Some Brazilian authorities involved in Lava Jato immediately understood this challenge. “Alert: (Odebrecht) cannot go bankrupt. If it does, we are going to lose legitimacy,” a senior prosecutor texted his colleagues in 2016, according to leaked messages exchanged between Lava Jato investigators. At the time, the company and prosecutors were finishing plea negotiations. “The settlement (between authorities and the company) – it’s like this around the world – needs to save jobs. We have to be very careful about this.”
An underdeveloped regulatory framework is one of the main challenges. From Brazil’s 2013 Clean Companies Act to Costa Rica’s Statute 9699 approved in June, congresses throughout Latin America have approved a flurry of corporate liability laws in recent years. They vary in quality, but unquestionably the region has better legislation to address the problem than it did a decade ago. Now, the question is becoming increasingly political: Can these young democracies develop the institutions, procedures and culture to efficiently enforce the new rules on the books?
Odebrecht’s lawyers in Brazil had to simultaneously negotiate a leniency agreement with more than five different government agencies, amid high legal uncertainty.
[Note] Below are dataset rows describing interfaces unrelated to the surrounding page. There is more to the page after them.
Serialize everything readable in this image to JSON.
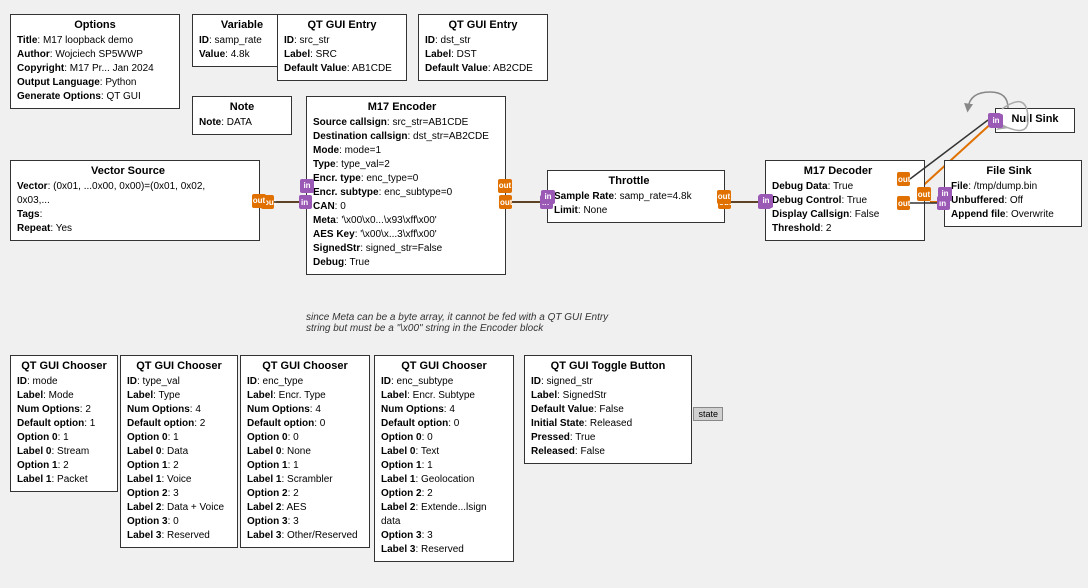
{
  "blocks": {
    "options": {
      "title": "Options",
      "rows": [
        {
          "label": "Title",
          "value": "M17 loopback demo"
        },
        {
          "label": "Author",
          "value": "Wojciech SP5WWP"
        },
        {
          "label": "Copyright",
          "value": "M17 Pr... Jan 2024"
        },
        {
          "label": "Output Language",
          "value": "Python"
        },
        {
          "label": "Generate Options",
          "value": "QT GUI"
        }
      ]
    },
    "variable": {
      "title": "Variable",
      "rows": [
        {
          "label": "ID",
          "value": "samp_rate"
        },
        {
          "label": "Value",
          "value": "4.8k"
        }
      ]
    },
    "note": {
      "title": "Note",
      "rows": [
        {
          "label": "Note",
          "value": "DATA"
        }
      ]
    },
    "qt_gui_entry_src": {
      "title": "QT GUI Entry",
      "rows": [
        {
          "label": "ID",
          "value": "src_str"
        },
        {
          "label": "Label",
          "value": "SRC"
        },
        {
          "label": "Default Value",
          "value": "AB1CDE"
        }
      ]
    },
    "qt_gui_entry_dst": {
      "title": "QT GUI Entry",
      "rows": [
        {
          "label": "ID",
          "value": "dst_str"
        },
        {
          "label": "Label",
          "value": "DST"
        },
        {
          "label": "Default Value",
          "value": "AB2CDE"
        }
      ]
    },
    "vector_source": {
      "title": "Vector Source",
      "rows": [
        {
          "label": "Vector",
          "value": "(0x01, ...0x00, 0x00)=(0x01, 0x02, 0x03,..."
        },
        {
          "label": "Tags",
          "value": ""
        },
        {
          "label": "Repeat",
          "value": "Yes"
        }
      ]
    },
    "m17_encoder": {
      "title": "M17 Encoder",
      "rows": [
        {
          "label": "Source callsign",
          "value": "src_str=AB1CDE"
        },
        {
          "label": "Destination callsign",
          "value": "dst_str=AB2CDE"
        },
        {
          "label": "Mode",
          "value": "mode=1"
        },
        {
          "label": "Type",
          "value": "type_val=2"
        },
        {
          "label": "Encr. type",
          "value": "enc_type=0"
        },
        {
          "label": "Encr. subtype",
          "value": "enc_subtype=0"
        },
        {
          "label": "CAN",
          "value": "0"
        },
        {
          "label": "Meta",
          "value": "'\\x00\\x0...\\x93\\xff\\x00'"
        },
        {
          "label": "AES Key",
          "value": "'\\x00\\x...3\\xff\\x00'"
        },
        {
          "label": "SignedStr",
          "value": "signed_str=False"
        },
        {
          "label": "Debug",
          "value": "True"
        }
      ]
    },
    "throttle": {
      "title": "Throttle",
      "rows": [
        {
          "label": "Sample Rate",
          "value": "samp_rate=4.8k"
        },
        {
          "label": "Limit",
          "value": "None"
        }
      ]
    },
    "m17_decoder": {
      "title": "M17 Decoder",
      "rows": [
        {
          "label": "Debug Data",
          "value": "True"
        },
        {
          "label": "Debug Control",
          "value": "True"
        },
        {
          "label": "Display Callsign",
          "value": "False"
        },
        {
          "label": "Threshold",
          "value": "2"
        }
      ]
    },
    "null_sink": {
      "title": "Null Sink",
      "rows": []
    },
    "file_sink": {
      "title": "File Sink",
      "rows": [
        {
          "label": "File",
          "value": "/tmp/dump.bin"
        },
        {
          "label": "Unbuffered",
          "value": "Off"
        },
        {
          "label": "Append file",
          "value": "Overwrite"
        }
      ]
    },
    "qt_gui_chooser_mode": {
      "title": "QT GUI Chooser",
      "rows": [
        {
          "label": "ID",
          "value": "mode"
        },
        {
          "label": "Label",
          "value": "Mode"
        },
        {
          "label": "Num Options",
          "value": "2"
        },
        {
          "label": "Default option",
          "value": "1"
        },
        {
          "label": "Option 0",
          "value": "1"
        },
        {
          "label": "Label 0",
          "value": "Stream"
        },
        {
          "label": "Option 1",
          "value": "2"
        },
        {
          "label": "Label 1",
          "value": "Packet"
        }
      ]
    },
    "qt_gui_chooser_type": {
      "title": "QT GUI Chooser",
      "rows": [
        {
          "label": "ID",
          "value": "type_val"
        },
        {
          "label": "Label",
          "value": "Type"
        },
        {
          "label": "Num Options",
          "value": "4"
        },
        {
          "label": "Default option",
          "value": "2"
        },
        {
          "label": "Option 0",
          "value": "1"
        },
        {
          "label": "Label 0",
          "value": "Data"
        },
        {
          "label": "Option 1",
          "value": "2"
        },
        {
          "label": "Label 1",
          "value": "Voice"
        },
        {
          "label": "Option 2",
          "value": "3"
        },
        {
          "label": "Label 2",
          "value": "Data + Voice"
        },
        {
          "label": "Option 3",
          "value": "0"
        },
        {
          "label": "Label 3",
          "value": "Reserved"
        }
      ]
    },
    "qt_gui_chooser_enctype": {
      "title": "QT GUI Chooser",
      "rows": [
        {
          "label": "ID",
          "value": "enc_type"
        },
        {
          "label": "Label",
          "value": "Encr. Type"
        },
        {
          "label": "Num Options",
          "value": "4"
        },
        {
          "label": "Default option",
          "value": "0"
        },
        {
          "label": "Option 0",
          "value": "0"
        },
        {
          "label": "Label 0",
          "value": "None"
        },
        {
          "label": "Option 1",
          "value": "1"
        },
        {
          "label": "Label 1",
          "value": "Scrambler"
        },
        {
          "label": "Option 2",
          "value": "2"
        },
        {
          "label": "Label 2",
          "value": "AES"
        },
        {
          "label": "Option 3",
          "value": "3"
        },
        {
          "label": "Label 3",
          "value": "Other/Reserved"
        }
      ]
    },
    "qt_gui_chooser_encsubtype": {
      "title": "QT GUI Chooser",
      "rows": [
        {
          "label": "ID",
          "value": "enc_subtype"
        },
        {
          "label": "Label",
          "value": "Encr. Subtype"
        },
        {
          "label": "Num Options",
          "value": "4"
        },
        {
          "label": "Default option",
          "value": "0"
        },
        {
          "label": "Option 0",
          "value": "0"
        },
        {
          "label": "Label 0",
          "value": "Text"
        },
        {
          "label": "Option 1",
          "value": "1"
        },
        {
          "label": "Label 1",
          "value": "Geolocation"
        },
        {
          "label": "Option 2",
          "value": "2"
        },
        {
          "label": "Label 2",
          "value": "Extende...lsign data"
        },
        {
          "label": "Option 3",
          "value": "3"
        },
        {
          "label": "Label 3",
          "value": "Reserved"
        }
      ]
    },
    "qt_gui_toggle": {
      "title": "QT GUI Toggle Button",
      "rows": [
        {
          "label": "ID",
          "value": "signed_str"
        },
        {
          "label": "Label",
          "value": "SignedStr"
        },
        {
          "label": "Default Value",
          "value": "False"
        },
        {
          "label": "Initial State",
          "value": "Released"
        },
        {
          "label": "Pressed",
          "value": "True"
        },
        {
          "label": "Released",
          "value": "False"
        }
      ]
    }
  },
  "annotations": {
    "note_line1": "since Meta can be a byte array, it cannot be fed with a QT GUI Entry",
    "note_line2": "string but must be a \"\\x00\" string in the Encoder block"
  },
  "state_label": "state"
}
Three years later, it remains unclear which parts of the Brazilian bureaucracy have a say in plea deals. Meanwhile, even with an agreement in place, most Odebrecht projects in Brazil are still paralyzed.
Late last year in Peru, Odebrecht agreed with prosecutors to fully cooperate and pay a $200 million fine, in return for resuming its operations in the country. However, a judge later decided that the deal was illegal, throwing it into a judicial limbo. Its collapse could prevent prosecutors from advancing investigations, while extending the economic pain caused by the frozen investments.
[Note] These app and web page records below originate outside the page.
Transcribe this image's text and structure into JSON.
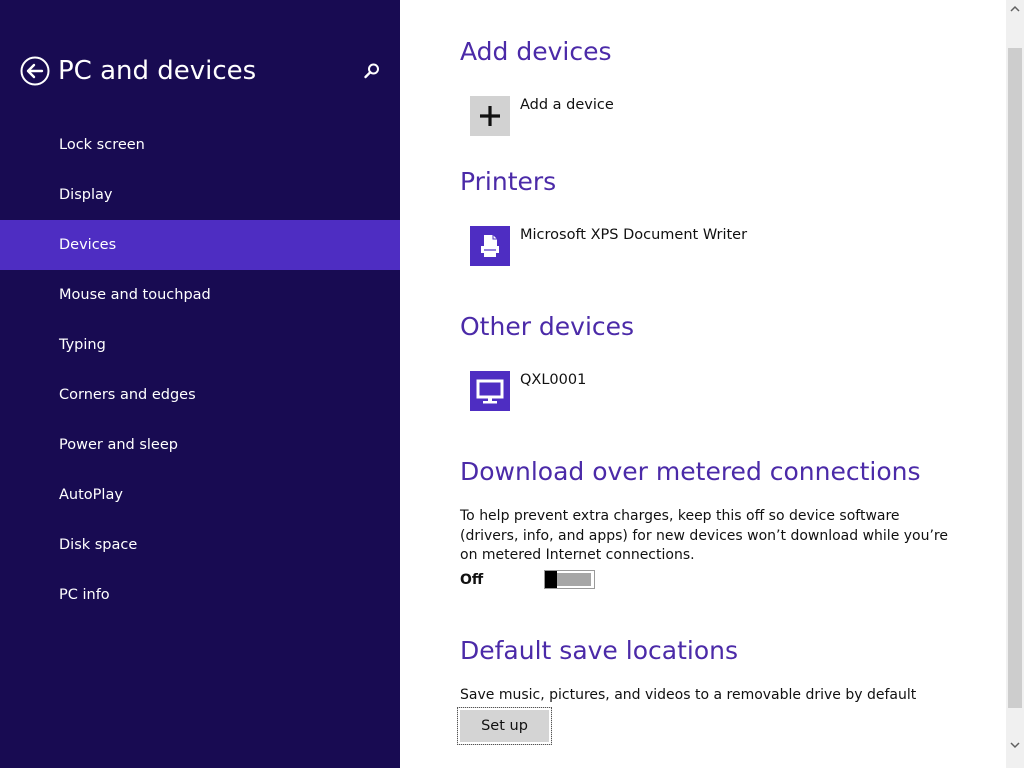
{
  "sidebar": {
    "title": "PC and devices",
    "back_icon": "back-arrow-icon",
    "search_icon": "search-icon",
    "items": [
      {
        "label": "Lock screen",
        "selected": false
      },
      {
        "label": "Display",
        "selected": false
      },
      {
        "label": "Devices",
        "selected": true
      },
      {
        "label": "Mouse and touchpad",
        "selected": false
      },
      {
        "label": "Typing",
        "selected": false
      },
      {
        "label": "Corners and edges",
        "selected": false
      },
      {
        "label": "Power and sleep",
        "selected": false
      },
      {
        "label": "AutoPlay",
        "selected": false
      },
      {
        "label": "Disk space",
        "selected": false
      },
      {
        "label": "PC info",
        "selected": false
      }
    ]
  },
  "main": {
    "add_devices": {
      "heading": "Add devices",
      "add_label": "Add a device",
      "icon": "plus-icon"
    },
    "printers": {
      "heading": "Printers",
      "items": [
        {
          "label": "Microsoft XPS Document Writer",
          "icon": "printer-icon"
        }
      ]
    },
    "other_devices": {
      "heading": "Other devices",
      "items": [
        {
          "label": "QXL0001",
          "icon": "monitor-icon"
        }
      ]
    },
    "metered": {
      "heading": "Download over metered connections",
      "description": "To help prevent extra charges, keep this off so device software (drivers, info, and apps) for new devices won’t download while you’re on metered Internet connections.",
      "toggle_state": "Off",
      "toggle_on": false
    },
    "save_locations": {
      "heading": "Default save locations",
      "description": "Save music, pictures, and videos to a removable drive by default",
      "button_label": "Set up"
    }
  },
  "colors": {
    "sidebar_bg": "#180b52",
    "selected_bg": "#4e2dc2",
    "heading": "#4b2aa8",
    "tile_accent": "#4e2dc2"
  }
}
The business and political landscape in Latin America also poses challenges. One example is the relationship between executives and companies. Numerous Latin American corporations are family-owned or controlled – including three of the 10 largest business groups in the region – which makes it harder to separate individuals from legal entities. When family and business ties overlap, companies are probably less likely to fully cooperate.
Based on the leaked Lava Jato messages, Brazilian prosecutors considered forcing Odebrecht executives – including members of the Odebrecht family – to sell all their shares, but soon concluded that the measure lacked a clear legal basis. A bill with this provision, formulated by a group of legal scholars, is in the early stages in Congress. The academics propose shifting the focus of enforcement against companies: instead of penalizing them by cutting access to government contracts, guilty executives and directors would bear the burden, having to fully divest in fewer than two years.
Another key political issue for punishing companies is public opinion. The perception that corrupt firms are not paying enough and are getting away with graft will immediately undermine authorities’ efforts, no matter how well-intentioned. This is true everywhere, but it may be even more so in Latin America, where voters – from Mexico to Colombia, Brazil to El Salvador – have been putting corruption at the top of their priority list.
Odebrecht’s spectacular collapse should emphasize the importance of stronger institutions and better norms to minimize the pain that grand corruption inflicts. The company has broken many records, but it will not be the last one to test the limits of anti-corruption enforcement in Latin America.
Simon is head of AS/COA’s Anti-Corruption Working Group and politics editor for AQ. Sweigart is policy consultant for AQ.